**Action item**:
Read the records below. Copy each line where the string "title" occurs.

**Data excerpts**:
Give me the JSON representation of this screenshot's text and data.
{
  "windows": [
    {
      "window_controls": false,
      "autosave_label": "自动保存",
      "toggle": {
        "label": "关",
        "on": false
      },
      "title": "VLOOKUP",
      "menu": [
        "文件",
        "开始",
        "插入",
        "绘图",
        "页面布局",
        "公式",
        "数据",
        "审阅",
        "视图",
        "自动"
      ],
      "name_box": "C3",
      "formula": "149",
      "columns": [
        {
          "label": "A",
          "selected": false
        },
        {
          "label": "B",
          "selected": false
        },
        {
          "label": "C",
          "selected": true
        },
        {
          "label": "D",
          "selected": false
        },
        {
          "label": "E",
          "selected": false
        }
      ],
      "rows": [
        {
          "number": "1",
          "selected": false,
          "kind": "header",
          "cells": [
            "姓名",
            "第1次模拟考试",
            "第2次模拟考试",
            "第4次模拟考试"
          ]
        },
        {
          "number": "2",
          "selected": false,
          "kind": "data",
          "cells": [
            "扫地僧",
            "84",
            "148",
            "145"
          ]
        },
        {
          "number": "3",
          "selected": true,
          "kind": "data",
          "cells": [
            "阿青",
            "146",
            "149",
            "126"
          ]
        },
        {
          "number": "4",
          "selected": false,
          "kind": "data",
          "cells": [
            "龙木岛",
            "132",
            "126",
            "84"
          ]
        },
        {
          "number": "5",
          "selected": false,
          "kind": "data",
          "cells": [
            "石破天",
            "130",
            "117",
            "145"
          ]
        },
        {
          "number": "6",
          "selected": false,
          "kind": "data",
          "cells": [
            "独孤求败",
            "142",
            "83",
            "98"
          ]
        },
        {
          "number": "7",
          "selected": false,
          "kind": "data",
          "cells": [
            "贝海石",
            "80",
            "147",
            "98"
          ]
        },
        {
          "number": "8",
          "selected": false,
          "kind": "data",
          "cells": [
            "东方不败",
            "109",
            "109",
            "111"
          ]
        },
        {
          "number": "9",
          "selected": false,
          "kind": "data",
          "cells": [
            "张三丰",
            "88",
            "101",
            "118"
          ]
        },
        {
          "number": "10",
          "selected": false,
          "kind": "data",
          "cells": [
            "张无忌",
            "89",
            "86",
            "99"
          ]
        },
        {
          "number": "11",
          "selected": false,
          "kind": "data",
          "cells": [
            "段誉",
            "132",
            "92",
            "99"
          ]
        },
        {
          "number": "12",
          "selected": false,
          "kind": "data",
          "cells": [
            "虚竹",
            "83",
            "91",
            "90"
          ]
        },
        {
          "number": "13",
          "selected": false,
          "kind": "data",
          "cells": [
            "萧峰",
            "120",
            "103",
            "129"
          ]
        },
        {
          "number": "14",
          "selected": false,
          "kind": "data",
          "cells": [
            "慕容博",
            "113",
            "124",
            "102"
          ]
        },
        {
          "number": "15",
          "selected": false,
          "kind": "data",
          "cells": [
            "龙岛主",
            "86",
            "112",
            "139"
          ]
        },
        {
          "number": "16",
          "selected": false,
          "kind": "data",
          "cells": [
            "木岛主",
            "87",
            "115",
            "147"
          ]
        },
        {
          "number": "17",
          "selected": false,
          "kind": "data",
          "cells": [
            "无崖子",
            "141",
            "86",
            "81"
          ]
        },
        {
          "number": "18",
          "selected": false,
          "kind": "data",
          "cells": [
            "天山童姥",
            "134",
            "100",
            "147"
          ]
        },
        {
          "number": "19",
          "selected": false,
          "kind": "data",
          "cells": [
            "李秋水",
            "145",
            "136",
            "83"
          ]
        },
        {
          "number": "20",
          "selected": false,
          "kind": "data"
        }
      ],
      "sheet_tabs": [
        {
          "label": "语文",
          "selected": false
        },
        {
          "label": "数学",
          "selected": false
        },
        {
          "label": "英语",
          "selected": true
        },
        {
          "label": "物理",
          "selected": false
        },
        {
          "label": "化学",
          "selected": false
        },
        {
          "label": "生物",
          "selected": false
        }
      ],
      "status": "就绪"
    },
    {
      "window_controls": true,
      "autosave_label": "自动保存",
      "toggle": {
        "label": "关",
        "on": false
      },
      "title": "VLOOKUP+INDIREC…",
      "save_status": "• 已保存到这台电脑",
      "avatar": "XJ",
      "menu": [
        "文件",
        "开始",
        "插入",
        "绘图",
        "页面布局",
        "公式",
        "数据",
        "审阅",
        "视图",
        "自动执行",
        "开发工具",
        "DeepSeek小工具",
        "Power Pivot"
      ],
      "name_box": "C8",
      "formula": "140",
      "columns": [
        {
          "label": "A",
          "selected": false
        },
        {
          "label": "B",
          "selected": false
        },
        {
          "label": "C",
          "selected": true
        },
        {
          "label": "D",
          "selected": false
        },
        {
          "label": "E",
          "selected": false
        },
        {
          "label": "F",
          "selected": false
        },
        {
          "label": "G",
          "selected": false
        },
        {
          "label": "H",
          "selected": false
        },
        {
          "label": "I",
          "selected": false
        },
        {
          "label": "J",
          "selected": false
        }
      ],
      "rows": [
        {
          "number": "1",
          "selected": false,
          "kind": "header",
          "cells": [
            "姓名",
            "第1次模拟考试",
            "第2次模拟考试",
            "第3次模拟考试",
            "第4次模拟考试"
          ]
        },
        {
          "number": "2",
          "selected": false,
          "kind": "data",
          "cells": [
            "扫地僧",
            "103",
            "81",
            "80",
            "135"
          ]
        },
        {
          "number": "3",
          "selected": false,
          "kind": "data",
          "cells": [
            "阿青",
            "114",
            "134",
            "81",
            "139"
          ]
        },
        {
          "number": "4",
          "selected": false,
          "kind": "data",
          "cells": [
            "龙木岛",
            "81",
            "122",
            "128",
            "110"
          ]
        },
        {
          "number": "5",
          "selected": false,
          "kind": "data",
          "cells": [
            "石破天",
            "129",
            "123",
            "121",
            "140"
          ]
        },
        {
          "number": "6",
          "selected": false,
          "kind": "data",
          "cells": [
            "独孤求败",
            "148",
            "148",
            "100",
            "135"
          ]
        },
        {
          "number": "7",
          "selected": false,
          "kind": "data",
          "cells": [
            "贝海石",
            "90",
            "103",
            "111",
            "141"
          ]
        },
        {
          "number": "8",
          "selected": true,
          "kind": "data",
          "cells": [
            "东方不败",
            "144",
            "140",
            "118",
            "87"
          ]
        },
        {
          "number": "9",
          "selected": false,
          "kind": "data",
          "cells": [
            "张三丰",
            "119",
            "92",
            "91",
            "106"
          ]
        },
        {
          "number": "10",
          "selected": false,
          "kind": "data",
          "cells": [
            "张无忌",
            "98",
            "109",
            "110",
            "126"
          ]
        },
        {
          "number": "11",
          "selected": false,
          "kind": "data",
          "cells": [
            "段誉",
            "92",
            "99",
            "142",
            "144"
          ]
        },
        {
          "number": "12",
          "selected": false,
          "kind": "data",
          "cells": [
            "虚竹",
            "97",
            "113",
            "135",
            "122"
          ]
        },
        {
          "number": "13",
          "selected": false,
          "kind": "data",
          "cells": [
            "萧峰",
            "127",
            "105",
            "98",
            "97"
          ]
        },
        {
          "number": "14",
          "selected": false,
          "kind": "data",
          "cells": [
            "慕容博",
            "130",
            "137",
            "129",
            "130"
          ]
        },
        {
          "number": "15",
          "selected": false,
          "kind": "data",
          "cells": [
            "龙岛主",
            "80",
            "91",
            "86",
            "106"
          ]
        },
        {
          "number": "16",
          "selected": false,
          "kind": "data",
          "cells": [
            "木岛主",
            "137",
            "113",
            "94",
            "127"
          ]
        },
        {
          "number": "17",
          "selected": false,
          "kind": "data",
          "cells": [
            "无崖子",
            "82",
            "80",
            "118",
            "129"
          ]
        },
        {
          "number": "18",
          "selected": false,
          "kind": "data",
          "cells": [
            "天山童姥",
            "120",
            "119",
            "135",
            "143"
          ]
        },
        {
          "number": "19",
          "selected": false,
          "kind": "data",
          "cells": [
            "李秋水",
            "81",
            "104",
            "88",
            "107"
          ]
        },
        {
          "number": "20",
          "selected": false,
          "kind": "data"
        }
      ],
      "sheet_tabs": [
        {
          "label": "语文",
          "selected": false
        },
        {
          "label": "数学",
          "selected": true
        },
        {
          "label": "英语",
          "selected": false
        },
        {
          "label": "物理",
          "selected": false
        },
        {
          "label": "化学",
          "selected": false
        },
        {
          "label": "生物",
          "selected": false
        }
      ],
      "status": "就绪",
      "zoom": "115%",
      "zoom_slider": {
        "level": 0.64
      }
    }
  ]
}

**Exercise result**:
      "title": "VLOOKUP",
      "title": "VLOOKUP+INDIREC…",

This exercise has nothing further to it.